> **REQUIRED WORK**
Your job is to copy every line in the material containing the word "content".

= = = = =

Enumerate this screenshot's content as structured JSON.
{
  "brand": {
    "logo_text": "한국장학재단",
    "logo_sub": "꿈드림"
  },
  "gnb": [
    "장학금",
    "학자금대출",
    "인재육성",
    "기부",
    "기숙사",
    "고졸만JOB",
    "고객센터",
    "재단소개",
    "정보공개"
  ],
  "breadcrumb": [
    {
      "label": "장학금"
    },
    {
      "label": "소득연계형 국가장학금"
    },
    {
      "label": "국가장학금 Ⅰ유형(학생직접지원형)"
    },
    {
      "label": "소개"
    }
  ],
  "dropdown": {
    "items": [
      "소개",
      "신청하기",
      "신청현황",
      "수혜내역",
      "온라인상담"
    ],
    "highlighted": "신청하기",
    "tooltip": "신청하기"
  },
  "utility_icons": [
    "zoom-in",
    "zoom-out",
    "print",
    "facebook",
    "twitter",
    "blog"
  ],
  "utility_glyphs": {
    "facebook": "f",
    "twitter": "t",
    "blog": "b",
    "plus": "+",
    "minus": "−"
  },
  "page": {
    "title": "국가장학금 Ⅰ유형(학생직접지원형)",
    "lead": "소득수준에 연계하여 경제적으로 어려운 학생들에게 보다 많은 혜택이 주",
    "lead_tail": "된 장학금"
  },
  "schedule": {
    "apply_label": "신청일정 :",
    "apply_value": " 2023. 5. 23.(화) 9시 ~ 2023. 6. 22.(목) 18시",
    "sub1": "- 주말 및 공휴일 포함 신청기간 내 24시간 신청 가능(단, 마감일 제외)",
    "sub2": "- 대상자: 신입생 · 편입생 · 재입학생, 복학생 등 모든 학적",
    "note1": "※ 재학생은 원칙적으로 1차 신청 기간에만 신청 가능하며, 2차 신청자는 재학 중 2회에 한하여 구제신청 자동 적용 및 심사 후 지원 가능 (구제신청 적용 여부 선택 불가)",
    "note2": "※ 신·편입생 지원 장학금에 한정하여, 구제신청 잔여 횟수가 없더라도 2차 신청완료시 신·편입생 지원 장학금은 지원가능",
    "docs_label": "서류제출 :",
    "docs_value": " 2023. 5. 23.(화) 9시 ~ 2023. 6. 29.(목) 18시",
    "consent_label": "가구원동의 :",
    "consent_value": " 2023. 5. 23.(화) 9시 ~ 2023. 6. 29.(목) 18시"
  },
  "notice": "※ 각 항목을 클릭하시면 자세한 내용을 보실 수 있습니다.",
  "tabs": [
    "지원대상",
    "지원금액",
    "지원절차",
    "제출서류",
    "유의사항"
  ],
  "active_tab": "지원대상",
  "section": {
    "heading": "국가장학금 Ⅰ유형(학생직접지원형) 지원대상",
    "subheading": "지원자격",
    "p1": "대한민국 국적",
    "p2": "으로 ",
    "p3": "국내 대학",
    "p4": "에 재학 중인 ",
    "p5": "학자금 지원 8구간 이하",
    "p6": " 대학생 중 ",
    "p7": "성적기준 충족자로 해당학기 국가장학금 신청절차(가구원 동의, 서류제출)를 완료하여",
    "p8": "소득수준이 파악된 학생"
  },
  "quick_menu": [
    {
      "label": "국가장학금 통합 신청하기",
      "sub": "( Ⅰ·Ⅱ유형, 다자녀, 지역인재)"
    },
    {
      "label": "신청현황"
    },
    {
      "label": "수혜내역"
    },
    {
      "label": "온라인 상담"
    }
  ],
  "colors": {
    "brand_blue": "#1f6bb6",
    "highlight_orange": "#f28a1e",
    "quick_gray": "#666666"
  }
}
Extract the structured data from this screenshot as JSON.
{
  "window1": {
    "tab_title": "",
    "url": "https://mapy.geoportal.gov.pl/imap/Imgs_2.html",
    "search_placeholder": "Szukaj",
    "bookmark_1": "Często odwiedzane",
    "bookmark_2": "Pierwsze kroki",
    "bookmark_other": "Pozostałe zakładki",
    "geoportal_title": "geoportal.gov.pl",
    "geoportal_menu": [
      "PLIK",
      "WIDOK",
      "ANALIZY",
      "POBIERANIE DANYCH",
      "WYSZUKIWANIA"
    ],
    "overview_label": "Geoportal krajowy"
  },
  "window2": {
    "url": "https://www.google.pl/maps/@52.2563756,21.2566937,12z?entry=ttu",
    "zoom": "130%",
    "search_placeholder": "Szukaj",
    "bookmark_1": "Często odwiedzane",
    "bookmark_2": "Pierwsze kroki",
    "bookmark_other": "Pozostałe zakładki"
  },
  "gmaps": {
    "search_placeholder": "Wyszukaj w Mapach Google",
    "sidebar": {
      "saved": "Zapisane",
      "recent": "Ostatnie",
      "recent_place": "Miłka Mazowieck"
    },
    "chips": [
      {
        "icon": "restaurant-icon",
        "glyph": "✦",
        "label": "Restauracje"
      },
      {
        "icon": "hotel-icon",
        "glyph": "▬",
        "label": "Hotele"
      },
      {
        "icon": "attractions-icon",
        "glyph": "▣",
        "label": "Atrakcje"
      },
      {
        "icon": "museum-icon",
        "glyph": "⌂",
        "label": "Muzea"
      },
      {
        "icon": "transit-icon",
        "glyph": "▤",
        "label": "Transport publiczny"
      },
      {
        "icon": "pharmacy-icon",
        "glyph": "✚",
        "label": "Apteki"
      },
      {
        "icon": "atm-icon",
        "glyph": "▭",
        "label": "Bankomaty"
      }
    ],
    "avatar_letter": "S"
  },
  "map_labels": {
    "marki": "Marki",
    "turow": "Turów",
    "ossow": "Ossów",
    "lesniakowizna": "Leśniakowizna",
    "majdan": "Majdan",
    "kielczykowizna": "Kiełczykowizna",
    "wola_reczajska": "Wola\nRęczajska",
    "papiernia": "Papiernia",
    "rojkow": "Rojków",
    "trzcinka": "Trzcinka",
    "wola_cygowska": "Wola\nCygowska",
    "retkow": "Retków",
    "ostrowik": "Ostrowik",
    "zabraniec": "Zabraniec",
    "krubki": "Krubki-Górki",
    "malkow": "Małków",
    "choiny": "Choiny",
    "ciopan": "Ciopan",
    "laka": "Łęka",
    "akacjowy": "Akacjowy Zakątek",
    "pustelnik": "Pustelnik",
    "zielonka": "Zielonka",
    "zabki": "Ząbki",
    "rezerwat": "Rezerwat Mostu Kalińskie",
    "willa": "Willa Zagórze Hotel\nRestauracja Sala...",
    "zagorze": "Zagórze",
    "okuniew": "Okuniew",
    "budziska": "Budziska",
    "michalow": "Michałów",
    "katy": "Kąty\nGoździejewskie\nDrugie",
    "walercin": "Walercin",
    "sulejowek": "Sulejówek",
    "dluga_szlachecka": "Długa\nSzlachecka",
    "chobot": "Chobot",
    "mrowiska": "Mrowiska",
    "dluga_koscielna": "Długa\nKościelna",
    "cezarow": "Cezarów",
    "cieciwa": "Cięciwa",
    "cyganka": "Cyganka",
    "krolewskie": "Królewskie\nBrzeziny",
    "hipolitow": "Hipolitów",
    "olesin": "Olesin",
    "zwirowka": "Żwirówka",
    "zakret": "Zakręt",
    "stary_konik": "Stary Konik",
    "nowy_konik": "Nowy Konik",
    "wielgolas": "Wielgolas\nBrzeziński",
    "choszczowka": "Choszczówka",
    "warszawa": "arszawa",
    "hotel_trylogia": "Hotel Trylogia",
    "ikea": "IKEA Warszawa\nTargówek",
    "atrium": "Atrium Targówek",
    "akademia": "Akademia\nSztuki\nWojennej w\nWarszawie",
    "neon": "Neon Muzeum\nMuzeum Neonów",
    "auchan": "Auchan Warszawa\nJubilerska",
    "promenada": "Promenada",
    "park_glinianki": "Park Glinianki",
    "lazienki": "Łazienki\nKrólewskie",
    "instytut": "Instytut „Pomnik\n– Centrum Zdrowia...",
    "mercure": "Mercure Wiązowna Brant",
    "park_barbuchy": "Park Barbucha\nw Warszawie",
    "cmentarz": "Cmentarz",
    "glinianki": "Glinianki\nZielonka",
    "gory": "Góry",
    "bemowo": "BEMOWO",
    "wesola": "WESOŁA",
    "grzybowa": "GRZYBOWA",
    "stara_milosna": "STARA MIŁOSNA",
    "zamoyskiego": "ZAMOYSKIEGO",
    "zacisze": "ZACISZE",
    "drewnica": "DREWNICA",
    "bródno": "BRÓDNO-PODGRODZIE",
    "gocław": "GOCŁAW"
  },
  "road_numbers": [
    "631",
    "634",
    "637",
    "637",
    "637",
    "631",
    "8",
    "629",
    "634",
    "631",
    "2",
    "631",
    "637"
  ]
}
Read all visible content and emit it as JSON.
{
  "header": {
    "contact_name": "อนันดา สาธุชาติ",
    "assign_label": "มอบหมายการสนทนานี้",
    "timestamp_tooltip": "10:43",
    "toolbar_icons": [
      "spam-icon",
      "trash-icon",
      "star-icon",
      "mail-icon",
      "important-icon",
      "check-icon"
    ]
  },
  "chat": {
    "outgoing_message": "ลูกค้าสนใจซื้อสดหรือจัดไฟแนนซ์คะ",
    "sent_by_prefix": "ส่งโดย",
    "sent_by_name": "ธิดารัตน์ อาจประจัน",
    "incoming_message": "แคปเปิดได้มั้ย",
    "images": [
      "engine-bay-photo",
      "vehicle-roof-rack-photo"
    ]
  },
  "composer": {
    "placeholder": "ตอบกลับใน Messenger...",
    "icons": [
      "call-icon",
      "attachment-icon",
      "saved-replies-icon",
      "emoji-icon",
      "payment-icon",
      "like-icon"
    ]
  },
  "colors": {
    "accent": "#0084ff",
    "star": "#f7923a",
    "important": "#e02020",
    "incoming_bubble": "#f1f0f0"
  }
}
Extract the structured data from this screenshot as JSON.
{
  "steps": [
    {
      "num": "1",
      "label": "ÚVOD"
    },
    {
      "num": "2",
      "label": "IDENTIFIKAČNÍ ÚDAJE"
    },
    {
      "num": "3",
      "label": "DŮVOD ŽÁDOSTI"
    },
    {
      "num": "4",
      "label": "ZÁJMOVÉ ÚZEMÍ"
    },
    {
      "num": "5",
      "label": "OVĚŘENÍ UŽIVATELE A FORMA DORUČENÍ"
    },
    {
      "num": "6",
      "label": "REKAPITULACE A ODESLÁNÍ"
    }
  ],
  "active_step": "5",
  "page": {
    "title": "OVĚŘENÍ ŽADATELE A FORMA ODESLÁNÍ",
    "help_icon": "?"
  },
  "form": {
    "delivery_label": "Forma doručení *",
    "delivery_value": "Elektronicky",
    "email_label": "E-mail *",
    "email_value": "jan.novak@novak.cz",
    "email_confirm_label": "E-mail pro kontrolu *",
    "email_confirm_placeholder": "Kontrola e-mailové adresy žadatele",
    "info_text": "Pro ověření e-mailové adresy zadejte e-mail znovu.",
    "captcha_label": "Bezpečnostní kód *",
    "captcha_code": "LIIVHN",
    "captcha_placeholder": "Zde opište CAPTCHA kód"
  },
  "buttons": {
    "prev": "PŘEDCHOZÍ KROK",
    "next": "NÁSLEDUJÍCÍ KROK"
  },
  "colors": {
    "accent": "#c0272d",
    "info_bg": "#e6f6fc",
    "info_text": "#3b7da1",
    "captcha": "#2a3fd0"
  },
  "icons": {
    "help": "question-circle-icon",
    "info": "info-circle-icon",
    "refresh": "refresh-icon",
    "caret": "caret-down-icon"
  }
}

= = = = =

> **EXERCISE RESULT**
Enumerate this screenshot's content as structured JSON.
Read all visible content and emit it as JSON.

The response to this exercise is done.